The French foreign minister accuses the American president of furthering a "divorce" between the United States and its European allies.
"Deep Trade Rift With Allies Seen," is a headline at The New York Times. "The Roots of Western Disunity" is the headline over another Times piece observing, "Over the last few years, trans-Atlantic differences on foreign policy have become so frequent that most of us regard them as the normal state of affairs."
"Rising Trade Barriers Stir Memories of U.S. Depression," is another Times headline, over an article that begins, "A surge of aggressive economic nationalism, as strong as any in the last half century, threatens to overwhelm the free trade policies that have underwritten the postwar prosperity of industrialized nations." It quotes a House staffer who called the situation "the most dangerous since 1930," which the Times reminded readers referred to "the Smoot-Hawley tariffs, which some say triggered the Great Depression."
The Times also writes about the president's "killing off of top foreign-policy officials," noting that so far the president "has had three national security advisers and two Secretaries of State."
That may all sound like it is recent press coverage of the Trump administration. Actually, though, it was all coverage of President Ronald Reagan, from back in 1982 and 1983.
One of the Times' columnists assured readers last week—that is, here in June 2018—that "Trump isn't Reagan. Reagan generally acted in concert with allies. Trump brazenly acts against them."
The word "generally" does a lot of work there. It's true, in retrospect, that we remember Reagan and the prime minister of Great Britain, Margaret Thatcher, or Reagan and the prime minister of Canada, Brian Mulroney, working together rather than quarreling. But it didn't always seem that way at the time, especially to those relying on a press that loves to emphasize conflict and to portray every minor disagreement as an unprecedented crisis.
What Reagan and the Europeans were squabbling about now seems obscure. "Europe-U.S. Gluten Dispute," was a headline on the front of The New York Times business page from May 1982, over a story reporting, "A fast-selling animal feed known as corn gluten, a byproduct of fructose, the sugar substitute, has emerged as a cause of serious trade tensions with Europe."
A June 1982 Times news article was headlined, "Allies' View of U.S. Pipeline Policy: A Stunning Act That Is Self-Defeating." It reported, "The damage done to allied relations by the Reagan Administration's extension of sanctions involving the Soviet-West European natural gas pipeline project is apparently real.

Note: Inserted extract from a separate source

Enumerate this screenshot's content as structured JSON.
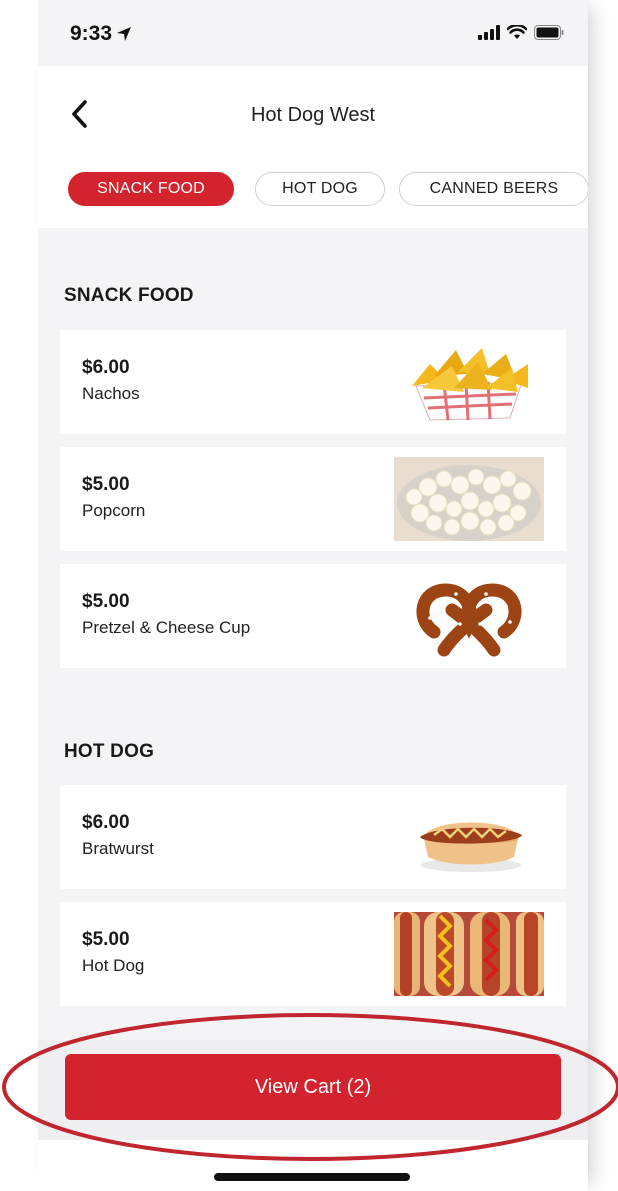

It appears to go beyond the dimensions of yet another trans-Atlantic squabble." The Times had covered the development at the top of the front page, in a news article that began, "President Reagan, in a major rebuff to West European allies…"

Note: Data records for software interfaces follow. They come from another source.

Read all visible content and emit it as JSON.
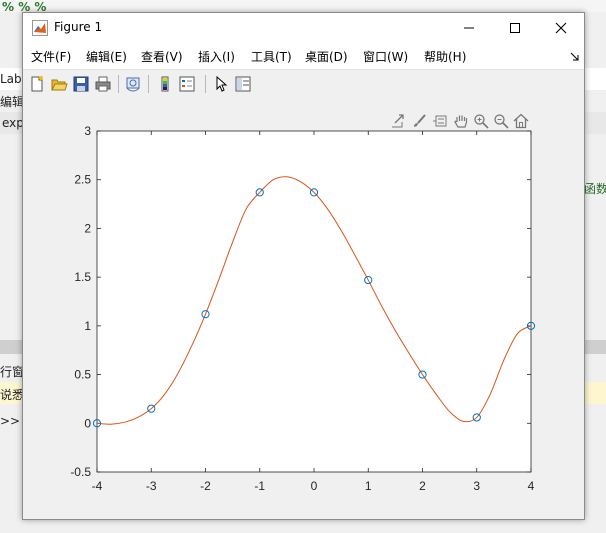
{
  "background": {
    "row_top": "%  %  %",
    "lab_label": "Lab",
    "edit_label": "编辑",
    "exp_label": "exp",
    "func_label": "函数",
    "row_window": "行窗",
    "row_desc": "说悉",
    "prompt": ">>"
  },
  "window": {
    "title": "Figure 1",
    "minimize_icon": "minimize-icon",
    "maximize_icon": "maximize-icon",
    "close_icon": "close-icon"
  },
  "menu": {
    "items": [
      {
        "label": "文件(F)"
      },
      {
        "label": "编辑(E)"
      },
      {
        "label": "查看(V)"
      },
      {
        "label": "插入(I)"
      },
      {
        "label": "工具(T)"
      },
      {
        "label": "桌面(D)"
      },
      {
        "label": "窗口(W)"
      },
      {
        "label": "帮助(H)"
      }
    ]
  },
  "toolbar": {
    "icons": [
      "new-figure-icon",
      "open-file-icon",
      "save-icon",
      "print-icon",
      "link-plot-icon",
      "colorbar-icon",
      "legend-icon",
      "edit-plot-arrow-icon",
      "property-inspector-icon"
    ]
  },
  "axes_toolbar": {
    "icons": [
      "export-icon",
      "brush-icon",
      "data-tips-icon",
      "pan-hand-icon",
      "zoom-in-icon",
      "zoom-out-icon",
      "home-icon"
    ]
  },
  "chart_data": {
    "type": "line",
    "title": "",
    "xlabel": "",
    "ylabel": "",
    "xlim": [
      -4,
      4
    ],
    "ylim": [
      -0.5,
      3
    ],
    "xticks": [
      -4,
      -3,
      -2,
      -1,
      0,
      1,
      2,
      3,
      4
    ],
    "yticks": [
      -0.5,
      0,
      0.5,
      1,
      1.5,
      2,
      2.5,
      3
    ],
    "grid": false,
    "series": [
      {
        "kind": "markers",
        "marker": "circle",
        "color": "#0072bd",
        "x": [
          -4,
          -3,
          -2,
          -1,
          0,
          1,
          2,
          3,
          4
        ],
        "y": [
          0,
          0.15,
          1.12,
          2.37,
          2.37,
          1.47,
          0.5,
          0.06,
          1.0
        ]
      },
      {
        "kind": "curve",
        "color": "#d95319",
        "x": [
          -4,
          -3.75,
          -3.5,
          -3.25,
          -3,
          -2.75,
          -2.5,
          -2.25,
          -2,
          -1.75,
          -1.5,
          -1.25,
          -1,
          -0.75,
          -0.5,
          -0.25,
          0,
          0.25,
          0.5,
          0.75,
          1,
          1.25,
          1.5,
          1.75,
          2,
          2.25,
          2.5,
          2.75,
          3,
          3.25,
          3.5,
          3.75,
          4
        ],
        "y": [
          0,
          -0.01,
          0.01,
          0.06,
          0.15,
          0.3,
          0.52,
          0.8,
          1.12,
          1.48,
          1.86,
          2.2,
          2.37,
          2.5,
          2.53,
          2.48,
          2.37,
          2.2,
          1.98,
          1.73,
          1.47,
          1.2,
          0.95,
          0.72,
          0.5,
          0.3,
          0.12,
          0.02,
          0.06,
          0.3,
          0.65,
          0.92,
          1.0
        ]
      }
    ]
  }
}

Thatcher's complaint about Reagan's decision generated another front-page Times story, headlined, "Mrs. Thatcher Faults U.S. on Siberia Pipeline."

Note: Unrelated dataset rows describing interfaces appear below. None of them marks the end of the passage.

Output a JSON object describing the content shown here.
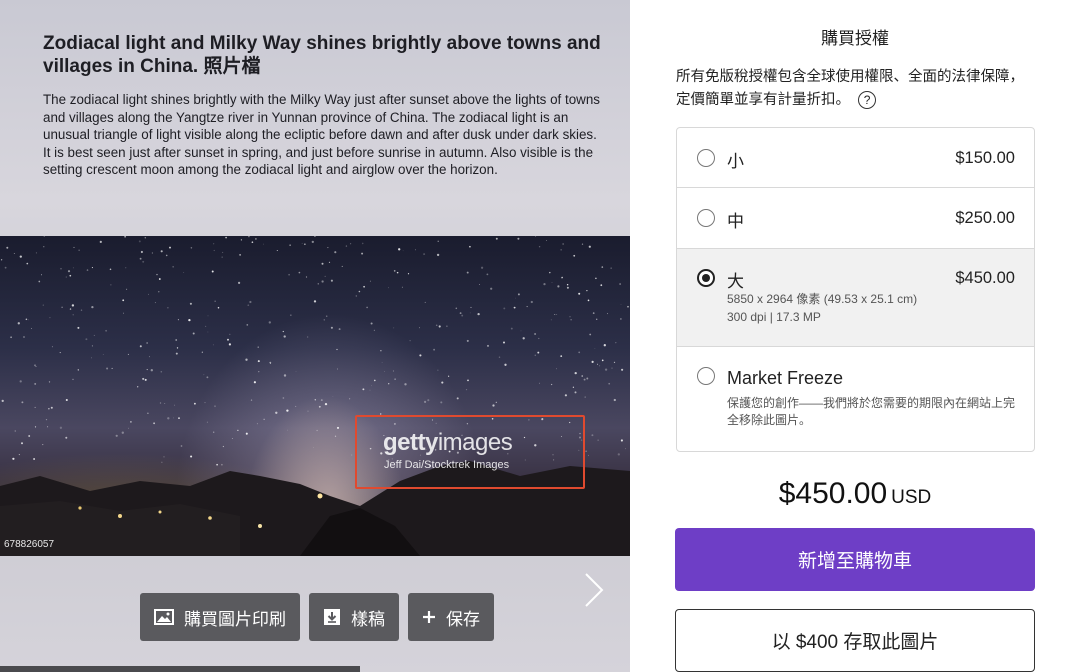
{
  "left": {
    "title": "Zodiacal light and Milky Way shines brightly above towns and villages in China. 照片檔",
    "description": "The zodiacal light shines brightly with the Milky Way just after sunset above the lights of towns and villages along the Yangtze river in Yunnan province of China. The zodiacal light is an unusual triangle of light visible along the ecliptic before dawn and after dusk under dark skies. It is best seen just after sunset in spring, and just before sunrise in autumn. Also visible is the setting crescent moon among the zodiacal light and airglow over the horizon.",
    "image_id": "678826057",
    "watermark": {
      "logo_bold": "getty",
      "logo_rest": "images",
      "credit": "Jeff Dai/Stocktrek Images",
      "highlight_color": "#e04a2f"
    },
    "buttons": [
      {
        "label": "購買圖片印刷",
        "icon": "image-icon"
      },
      {
        "label": "樣稿",
        "icon": "download-icon"
      },
      {
        "label": "保存",
        "icon": "plus-icon"
      }
    ]
  },
  "right": {
    "heading": "購買授權",
    "info": "所有免版稅授權包含全球使用權限、全面的法律保障，定價簡單並享有計量折扣。",
    "options": [
      {
        "name": "小",
        "price": "$150.00",
        "selected": false
      },
      {
        "name": "中",
        "price": "$250.00",
        "selected": false
      },
      {
        "name": "大",
        "price": "$450.00",
        "selected": true,
        "detail1": "5850 x 2964 像素 (49.53 x 25.1 cm)",
        "detail2": "300 dpi | 17.3 MP"
      },
      {
        "name": "Market Freeze",
        "price": "",
        "selected": false,
        "detail1": "保護您的創作——我們將於您需要的期限內在網站上完全移除此圖片。"
      }
    ],
    "total_amount": "$450.00",
    "total_currency": "USD",
    "add_to_cart": "新增至購物車",
    "save_offer": "以 $400 存取此圖片",
    "accent_color": "#6e3ec6"
  }
}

European foreign ministers in June 1982 expressed "grave concern" about the Reagan administration's steel tariffs, explaining that they "should be viewed against the general background of escalating trade disputes between the United States and the community, not just in relation to steel, but also to agriculture, export credits and textiles."
Nor was Europe the only place Reagan was accused of straining relations with friends. Times news coverage of Central America quoted a former American ambassador to El Salvador who claimed Reagan's policy there "alienates our allies in the region."
The Times described a December 1981 clash between Reagan and Israel's prime minister, Menachem Begin, as "what was widely regarded as the worst crisis in relations between the two allies." It said American-Israeli relations had "been deteriorating for months over such issues as the sale of United States AWACS [Airborne Warning and Control System] radar planes to Saudi Arabia and the Israeli bombings of a nuclear reactor in Iraq and of Palestinian guerrilla positions in Lebanon."
None of this is to say that Trump will emerge in the end, as Reagan eventually did, as a popular and successful president. Maybe Trump will, maybe he won't. But knowing the history accurately sure helps put things in perspective.
The minority leader in the House of Representatives, Nancy Pelosi (D-Calif.), faults Trump for "alienating our allies." The minority leader in the Senate, Charles Schumer (D-N.Y.), complains, "President Trump is turning our foreign policy into an international joke." The New York Times editorial writers complain that "Mr. Trump would so outrageously, destructively and thoroughly alienate America's closest neighbors and allies."
Reagan came under basically the same criticism 36 years ago, at about the same juncture in his administration. So, at one time or another, has virtually every other successful president. Europe, Canada, and Mexico complained about President Bill Clinton's Iran-Libya Sanctions Act and his Helms-Burton Act imposing secondary sanctions on countries that traded with Cuba. George W. Bush was accused of alienating France and Germany over the Iraq War.
I'm not advocating tariffs, trade tensions, or clashes with allies. But the thing to remember about them is that they are a standard feature of modern American presidencies—as conventional, predictable, and expected as are the attempts by the press to exaggerate their importance.